Stone Street Historic District
The cluster of buildings along winding Stone, South William, and Pearl Streets and Coenties Alley forms one of Downtown's last oases of early 19th-century New York.
Stone Street's stores and lofts were built for dry-goods merchants and importers, shortly after the Great Fire of 1835. Picturesque turn-of-the-century additions include Dutch-style facades with stepped gables on South William Street, designed for New York merchant Amos Eno, who loved the city's colonial history.
Following decades of neglect, a joint partnership between the Landmarks Commission and other city agencies, the Alliance for Downtown New York and Stone Street owners has transformed Stone Street from a derelict back alley into one of Downtown's liveliest scenes. Restored buildings, granite paving, bluestone sidewalks and period streetlights set the stage for the half dozen restaurants and cafes, whose outdoor tables are jammed with crowds of happy New Yorkers.
The original location of Stone Street, one of the first paved streets in the city of New York, is still visible today in the existing street bed and in the brown brick pathway, edged in stone, which passes through the lobby of the building located at 85 Broad Street.
Colonial New York Street Plan
New York City originated in 1624 as the Dutch settlement of Nieuw Amsterdam.

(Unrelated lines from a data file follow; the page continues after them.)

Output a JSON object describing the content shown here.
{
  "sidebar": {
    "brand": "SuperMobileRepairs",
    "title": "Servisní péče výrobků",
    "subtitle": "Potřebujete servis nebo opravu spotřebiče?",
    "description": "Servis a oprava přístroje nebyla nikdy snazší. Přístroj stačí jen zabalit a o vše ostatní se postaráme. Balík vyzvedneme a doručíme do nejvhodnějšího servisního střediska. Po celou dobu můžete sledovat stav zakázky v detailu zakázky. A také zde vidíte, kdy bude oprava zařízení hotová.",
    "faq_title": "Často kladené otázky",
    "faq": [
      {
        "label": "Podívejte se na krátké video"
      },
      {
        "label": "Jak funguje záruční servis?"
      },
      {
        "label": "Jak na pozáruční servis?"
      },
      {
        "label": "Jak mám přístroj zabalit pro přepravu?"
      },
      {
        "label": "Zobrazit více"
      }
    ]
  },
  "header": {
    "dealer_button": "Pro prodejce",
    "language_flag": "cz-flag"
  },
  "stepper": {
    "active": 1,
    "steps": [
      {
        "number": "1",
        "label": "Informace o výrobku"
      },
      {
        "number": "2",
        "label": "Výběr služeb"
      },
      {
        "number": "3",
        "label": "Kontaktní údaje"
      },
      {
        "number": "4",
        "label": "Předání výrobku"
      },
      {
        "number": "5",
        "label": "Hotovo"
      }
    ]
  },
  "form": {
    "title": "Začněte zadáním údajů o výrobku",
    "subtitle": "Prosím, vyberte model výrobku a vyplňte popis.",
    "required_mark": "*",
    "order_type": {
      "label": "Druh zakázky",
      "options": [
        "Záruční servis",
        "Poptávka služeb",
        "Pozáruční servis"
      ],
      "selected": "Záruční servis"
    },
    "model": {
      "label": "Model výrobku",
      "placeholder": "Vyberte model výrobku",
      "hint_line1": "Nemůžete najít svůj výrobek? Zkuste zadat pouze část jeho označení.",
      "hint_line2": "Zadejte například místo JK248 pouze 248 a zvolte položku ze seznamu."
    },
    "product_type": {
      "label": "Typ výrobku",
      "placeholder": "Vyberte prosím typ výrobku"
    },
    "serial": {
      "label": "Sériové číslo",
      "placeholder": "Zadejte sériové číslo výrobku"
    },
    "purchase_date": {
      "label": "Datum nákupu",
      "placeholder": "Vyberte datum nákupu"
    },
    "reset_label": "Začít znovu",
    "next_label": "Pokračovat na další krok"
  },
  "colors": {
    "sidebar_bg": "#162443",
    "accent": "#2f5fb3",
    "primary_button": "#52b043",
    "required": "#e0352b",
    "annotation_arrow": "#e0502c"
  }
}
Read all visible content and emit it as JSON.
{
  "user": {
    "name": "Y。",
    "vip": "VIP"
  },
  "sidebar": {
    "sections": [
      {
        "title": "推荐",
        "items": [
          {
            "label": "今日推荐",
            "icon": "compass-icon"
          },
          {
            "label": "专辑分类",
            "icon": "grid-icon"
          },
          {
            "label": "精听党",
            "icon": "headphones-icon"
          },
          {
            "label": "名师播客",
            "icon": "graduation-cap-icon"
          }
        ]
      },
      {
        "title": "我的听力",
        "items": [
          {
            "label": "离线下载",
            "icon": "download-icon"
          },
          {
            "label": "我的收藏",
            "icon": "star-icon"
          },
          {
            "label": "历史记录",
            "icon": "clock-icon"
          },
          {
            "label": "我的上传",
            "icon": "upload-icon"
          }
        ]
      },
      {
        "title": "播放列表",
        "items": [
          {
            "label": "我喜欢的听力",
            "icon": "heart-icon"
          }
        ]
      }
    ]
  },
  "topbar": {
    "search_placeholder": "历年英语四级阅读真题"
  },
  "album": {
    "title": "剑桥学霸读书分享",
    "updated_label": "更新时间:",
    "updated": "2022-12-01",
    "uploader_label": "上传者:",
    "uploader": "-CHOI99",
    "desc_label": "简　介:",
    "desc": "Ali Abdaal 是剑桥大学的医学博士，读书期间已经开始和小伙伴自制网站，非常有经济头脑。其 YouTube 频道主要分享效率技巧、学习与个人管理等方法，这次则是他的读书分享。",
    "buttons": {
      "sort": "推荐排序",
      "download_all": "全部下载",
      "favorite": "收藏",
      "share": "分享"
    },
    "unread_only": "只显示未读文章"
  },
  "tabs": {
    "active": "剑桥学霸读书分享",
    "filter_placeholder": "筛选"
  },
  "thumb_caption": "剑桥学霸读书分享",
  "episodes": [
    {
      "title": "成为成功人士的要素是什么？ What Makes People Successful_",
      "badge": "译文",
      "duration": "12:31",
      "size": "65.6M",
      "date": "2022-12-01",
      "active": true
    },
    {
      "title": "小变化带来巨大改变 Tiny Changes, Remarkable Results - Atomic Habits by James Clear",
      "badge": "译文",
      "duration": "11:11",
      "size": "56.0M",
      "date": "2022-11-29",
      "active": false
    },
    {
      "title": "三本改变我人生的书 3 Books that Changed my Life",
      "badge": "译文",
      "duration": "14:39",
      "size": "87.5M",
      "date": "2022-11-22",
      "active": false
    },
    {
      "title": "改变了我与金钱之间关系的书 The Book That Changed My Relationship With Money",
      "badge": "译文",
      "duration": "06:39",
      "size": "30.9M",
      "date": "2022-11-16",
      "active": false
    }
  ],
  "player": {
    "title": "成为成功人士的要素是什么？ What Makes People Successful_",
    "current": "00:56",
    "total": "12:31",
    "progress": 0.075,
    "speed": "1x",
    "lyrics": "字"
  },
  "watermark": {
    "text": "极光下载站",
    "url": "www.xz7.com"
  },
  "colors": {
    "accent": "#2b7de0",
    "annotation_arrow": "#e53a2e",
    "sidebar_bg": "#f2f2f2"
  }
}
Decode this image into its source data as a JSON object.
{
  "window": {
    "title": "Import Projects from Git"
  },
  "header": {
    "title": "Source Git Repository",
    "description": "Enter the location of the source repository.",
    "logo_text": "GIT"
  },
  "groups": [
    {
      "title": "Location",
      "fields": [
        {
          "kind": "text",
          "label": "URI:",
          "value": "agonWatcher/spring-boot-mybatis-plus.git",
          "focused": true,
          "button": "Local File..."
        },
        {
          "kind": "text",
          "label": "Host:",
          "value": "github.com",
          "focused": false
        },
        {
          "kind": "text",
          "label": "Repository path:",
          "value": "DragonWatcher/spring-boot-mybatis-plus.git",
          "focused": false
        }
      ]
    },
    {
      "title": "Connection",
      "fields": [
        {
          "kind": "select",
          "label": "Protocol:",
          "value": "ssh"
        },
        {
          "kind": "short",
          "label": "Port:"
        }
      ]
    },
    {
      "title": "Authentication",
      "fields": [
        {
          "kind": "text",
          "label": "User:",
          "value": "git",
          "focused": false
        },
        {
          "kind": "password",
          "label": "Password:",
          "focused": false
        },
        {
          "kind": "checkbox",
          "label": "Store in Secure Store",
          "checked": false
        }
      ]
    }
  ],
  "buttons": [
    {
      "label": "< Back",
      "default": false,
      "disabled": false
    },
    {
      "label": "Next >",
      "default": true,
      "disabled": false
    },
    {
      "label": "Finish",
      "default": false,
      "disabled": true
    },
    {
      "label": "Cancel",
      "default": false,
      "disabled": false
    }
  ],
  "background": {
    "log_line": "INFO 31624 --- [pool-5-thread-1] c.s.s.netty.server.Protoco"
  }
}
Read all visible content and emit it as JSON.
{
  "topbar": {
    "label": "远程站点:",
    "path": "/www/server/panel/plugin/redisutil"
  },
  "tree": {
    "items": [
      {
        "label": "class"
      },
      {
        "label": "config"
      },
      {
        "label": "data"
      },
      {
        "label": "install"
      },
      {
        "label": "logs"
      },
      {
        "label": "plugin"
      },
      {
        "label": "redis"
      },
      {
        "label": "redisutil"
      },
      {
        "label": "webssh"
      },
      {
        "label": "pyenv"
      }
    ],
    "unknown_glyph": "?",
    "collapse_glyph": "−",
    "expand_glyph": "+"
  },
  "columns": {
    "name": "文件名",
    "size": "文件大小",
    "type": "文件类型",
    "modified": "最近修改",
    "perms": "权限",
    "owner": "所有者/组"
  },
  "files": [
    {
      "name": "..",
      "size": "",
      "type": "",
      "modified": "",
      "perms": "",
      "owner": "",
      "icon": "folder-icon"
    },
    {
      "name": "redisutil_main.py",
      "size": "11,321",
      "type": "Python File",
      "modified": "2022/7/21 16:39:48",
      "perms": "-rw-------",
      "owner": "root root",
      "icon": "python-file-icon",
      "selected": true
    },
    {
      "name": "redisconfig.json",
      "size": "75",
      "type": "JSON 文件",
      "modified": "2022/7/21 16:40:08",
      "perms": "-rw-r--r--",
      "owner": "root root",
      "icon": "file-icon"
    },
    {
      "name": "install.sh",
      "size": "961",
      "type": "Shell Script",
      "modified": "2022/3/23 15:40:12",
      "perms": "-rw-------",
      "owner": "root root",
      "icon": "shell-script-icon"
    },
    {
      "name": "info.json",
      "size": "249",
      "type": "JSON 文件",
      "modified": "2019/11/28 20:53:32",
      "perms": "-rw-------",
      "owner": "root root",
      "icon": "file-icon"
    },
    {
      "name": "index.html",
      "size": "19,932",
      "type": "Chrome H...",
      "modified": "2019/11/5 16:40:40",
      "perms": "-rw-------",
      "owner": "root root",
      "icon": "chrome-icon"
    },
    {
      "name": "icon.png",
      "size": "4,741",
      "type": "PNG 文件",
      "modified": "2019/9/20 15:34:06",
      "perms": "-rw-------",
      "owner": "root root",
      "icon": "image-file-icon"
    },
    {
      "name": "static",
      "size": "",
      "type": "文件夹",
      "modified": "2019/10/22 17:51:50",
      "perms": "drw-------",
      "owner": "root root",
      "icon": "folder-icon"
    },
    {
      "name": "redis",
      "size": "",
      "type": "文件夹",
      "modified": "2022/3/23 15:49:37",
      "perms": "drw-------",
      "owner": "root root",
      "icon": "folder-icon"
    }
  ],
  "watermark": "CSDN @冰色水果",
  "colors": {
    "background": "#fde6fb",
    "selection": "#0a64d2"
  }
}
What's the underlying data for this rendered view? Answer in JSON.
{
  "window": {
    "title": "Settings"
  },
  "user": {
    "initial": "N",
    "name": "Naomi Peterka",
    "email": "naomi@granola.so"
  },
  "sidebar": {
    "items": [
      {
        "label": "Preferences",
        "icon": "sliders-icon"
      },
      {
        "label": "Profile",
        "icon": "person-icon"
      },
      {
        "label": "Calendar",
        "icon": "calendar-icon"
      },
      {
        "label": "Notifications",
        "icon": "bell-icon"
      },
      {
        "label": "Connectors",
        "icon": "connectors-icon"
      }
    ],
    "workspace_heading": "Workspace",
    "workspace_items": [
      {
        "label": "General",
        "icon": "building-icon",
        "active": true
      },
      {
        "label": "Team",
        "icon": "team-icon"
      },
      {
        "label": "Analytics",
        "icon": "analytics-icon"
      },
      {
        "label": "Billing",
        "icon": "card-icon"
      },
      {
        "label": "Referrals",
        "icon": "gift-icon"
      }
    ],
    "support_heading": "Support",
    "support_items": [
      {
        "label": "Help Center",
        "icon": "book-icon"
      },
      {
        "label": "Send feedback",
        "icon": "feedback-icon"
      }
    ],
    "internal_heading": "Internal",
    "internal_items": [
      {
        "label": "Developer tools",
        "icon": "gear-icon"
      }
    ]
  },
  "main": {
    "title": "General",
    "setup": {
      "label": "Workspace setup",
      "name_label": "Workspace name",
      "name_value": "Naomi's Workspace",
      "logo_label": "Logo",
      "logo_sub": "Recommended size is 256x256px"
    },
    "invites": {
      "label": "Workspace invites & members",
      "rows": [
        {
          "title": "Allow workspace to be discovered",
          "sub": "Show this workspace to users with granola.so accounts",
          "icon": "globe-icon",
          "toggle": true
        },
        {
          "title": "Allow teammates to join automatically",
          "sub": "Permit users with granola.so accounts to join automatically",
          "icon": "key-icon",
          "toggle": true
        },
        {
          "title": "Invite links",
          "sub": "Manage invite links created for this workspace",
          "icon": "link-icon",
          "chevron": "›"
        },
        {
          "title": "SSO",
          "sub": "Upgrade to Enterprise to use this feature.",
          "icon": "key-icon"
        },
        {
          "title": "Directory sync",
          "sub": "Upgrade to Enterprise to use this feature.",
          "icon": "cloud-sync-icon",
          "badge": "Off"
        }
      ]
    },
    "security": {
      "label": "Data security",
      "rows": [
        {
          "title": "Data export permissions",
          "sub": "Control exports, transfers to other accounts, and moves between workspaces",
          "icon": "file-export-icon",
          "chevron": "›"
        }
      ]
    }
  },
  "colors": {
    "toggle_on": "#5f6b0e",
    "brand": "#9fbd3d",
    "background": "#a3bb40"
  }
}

The Great Fire of 1835 destroyed much of what survived from the Dutch settlement. One very visible aspect of the old Dutch village at the southern tip of Manhattan Island endures: the street layout, which still plays a vital role in defining Downtown.
Those narrow, winding streets, edged by skyscrapers forming the famous Wall Street canyons, follow the pattern laid out by Colonial predecessors three centuries ago, Beaver Street, Mill Lane, Marketfield Street, Pearl Street, and a dozen more, conform to the plan illustrated in the city's earliest maps.